Several characters will leave that party, and walk away into a future we can nearly touch.
Cory Doctorow's 2017 novel concerns the attempts to create a better society—and the forces that impede them. It addresses post-scarcity, climate change, ubiquitous surveillance, revolt against established oligarchies, trans- and post-humanism. Doctorow himself has identified it as a kind of prequel to his first novel, Down and Out in the Magic Kingdom, and it could be read as a sequel to his YA novels Little Brother (2008) and Homeland (2013).
To The Nearish Future, then, where the wealthy cling to power despite the presence of 3D printing/replicator tech that will render existing economic systems obsolete. Our central characters join the Walkaway movement, an alternative culture which appears to be functioning. Powerful people do not take well to being undermined, and a Walkaway lab raises the stakes when it discovers how to replicate and download human consciousness.
Walkaway is a novel of ideas, but, any time I thought the story might slow down too much, something interesting would happen. An extended section deals with the captivity of one of the major characters, and it proves as suspenseful as any thriller. The second half make some jumps in time, showing us long-term outcomes of earlier events without the novel becoming tedious.
The characters vary in their depth, but they feel plausible. The dialogue, alas, in places, falters. Doctorow writes overtly political books and, while his politics place him light-years away from Robert Heinlein or Ayn Rand, it's hard not to think of those authors now and then while reading Walkaway. We have a few too many improbable dialogues wherein people discuss and espouse political theories in a manner that sounds conspicuously like the author lecturing his readers.
I also find Doctorow's view of essential human nature, untainted by big economic forces, a little bit sunny. Utopias, even utopias in the making, rarely make adequate provision for psychopaths and basic assholes. The ones who appear in this book range from plot devices to people who just need to understand that a better way exists.

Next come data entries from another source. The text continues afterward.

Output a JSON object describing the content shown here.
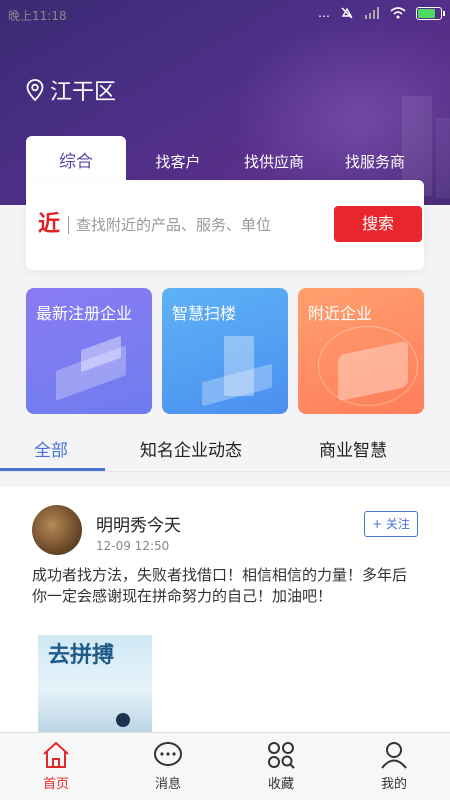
{
  "status_bar": {
    "time": "晚上11:18",
    "network": "…",
    "battery_level": 0.7
  },
  "location": {
    "name": "江干区"
  },
  "search": {
    "tabs": [
      {
        "label": "综合",
        "active": true
      },
      {
        "label": "找客户",
        "active": false
      },
      {
        "label": "找供应商",
        "active": false
      },
      {
        "label": "找服务商",
        "active": false
      }
    ],
    "logo_text": "近",
    "placeholder": "查找附近的产品、服务、单位",
    "button_label": "搜索"
  },
  "feature_cards": [
    {
      "title": "最新注册企业",
      "color": "#7c7cf2"
    },
    {
      "title": "智慧扫楼",
      "color": "#5aa6f4"
    },
    {
      "title": "附近企业",
      "color": "#ff8d62"
    }
  ],
  "content_tabs": [
    {
      "label": "全部",
      "active": true
    },
    {
      "label": "知名企业动态",
      "active": false
    },
    {
      "label": "商业智慧",
      "active": false
    }
  ],
  "post": {
    "author": "明明秀今天",
    "time": "12-09 12:50",
    "follow_label": "+ 关注",
    "text": "成功者找方法，失败者找借口！相信相信的力量！多年后你一定会感谢现在拼命努力的自己！加油吧！",
    "image_text": "去拼搏"
  },
  "bottom_nav": [
    {
      "label": "首页",
      "icon": "home-icon",
      "active": true
    },
    {
      "label": "消息",
      "icon": "message-icon",
      "active": false
    },
    {
      "label": "收藏",
      "icon": "favorites-icon",
      "active": false
    },
    {
      "label": "我的",
      "icon": "profile-icon",
      "active": false
    }
  ],
  "colors": {
    "accent_red": "#e8262b",
    "accent_blue": "#4a72d6",
    "header_purple": "#4b2f86"
  }
}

In the end, I enjoyed Walkabout. It attempts the blend of technological and social speculation with adventure so typical of classic SF. Doctorow's hipster/burner style proves breezy and readable. As with all aspects of speculative fiction, it likely will sound dated when the future arrives.